**TASK BRIEF**
What lines in the following entries hold the word "icon"? Copy each one.

**TASK INPUTS**
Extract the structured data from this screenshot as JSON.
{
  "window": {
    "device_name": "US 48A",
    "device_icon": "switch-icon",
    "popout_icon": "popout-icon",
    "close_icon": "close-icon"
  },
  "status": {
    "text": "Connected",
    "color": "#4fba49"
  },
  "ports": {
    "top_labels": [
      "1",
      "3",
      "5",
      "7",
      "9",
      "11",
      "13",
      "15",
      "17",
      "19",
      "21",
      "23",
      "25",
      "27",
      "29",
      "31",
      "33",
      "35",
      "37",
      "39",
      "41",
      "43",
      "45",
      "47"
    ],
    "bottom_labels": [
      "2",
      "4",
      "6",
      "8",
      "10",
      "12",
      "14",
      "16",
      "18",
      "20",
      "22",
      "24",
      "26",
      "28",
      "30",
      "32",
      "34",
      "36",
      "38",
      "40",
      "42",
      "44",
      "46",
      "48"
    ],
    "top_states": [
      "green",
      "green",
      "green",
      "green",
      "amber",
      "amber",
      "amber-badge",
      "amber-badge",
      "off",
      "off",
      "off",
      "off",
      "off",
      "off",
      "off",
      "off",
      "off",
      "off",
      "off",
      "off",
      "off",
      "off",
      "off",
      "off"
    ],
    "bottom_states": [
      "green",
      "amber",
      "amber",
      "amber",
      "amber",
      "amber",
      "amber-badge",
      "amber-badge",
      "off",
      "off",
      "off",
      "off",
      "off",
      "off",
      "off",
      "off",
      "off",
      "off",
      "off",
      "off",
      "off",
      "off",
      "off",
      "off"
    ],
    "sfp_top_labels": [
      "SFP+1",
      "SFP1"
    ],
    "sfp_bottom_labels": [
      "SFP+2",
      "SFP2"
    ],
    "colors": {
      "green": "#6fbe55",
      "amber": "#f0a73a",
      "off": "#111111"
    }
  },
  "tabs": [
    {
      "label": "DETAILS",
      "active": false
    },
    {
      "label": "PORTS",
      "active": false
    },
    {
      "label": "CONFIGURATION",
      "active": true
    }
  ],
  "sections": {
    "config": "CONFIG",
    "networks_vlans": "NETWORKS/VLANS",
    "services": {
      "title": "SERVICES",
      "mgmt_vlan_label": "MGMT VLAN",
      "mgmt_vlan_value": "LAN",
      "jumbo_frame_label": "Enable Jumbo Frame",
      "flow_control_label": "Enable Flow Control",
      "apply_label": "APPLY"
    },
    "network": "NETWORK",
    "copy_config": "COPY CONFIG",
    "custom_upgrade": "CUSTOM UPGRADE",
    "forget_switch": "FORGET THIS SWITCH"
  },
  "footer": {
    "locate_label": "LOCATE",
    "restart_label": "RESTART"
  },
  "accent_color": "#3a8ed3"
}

**ANSWER TO THE PROBLEM**
    "device_icon": "switch-icon",
    "popout_icon": "popout-icon",
    "close_icon": "close-icon"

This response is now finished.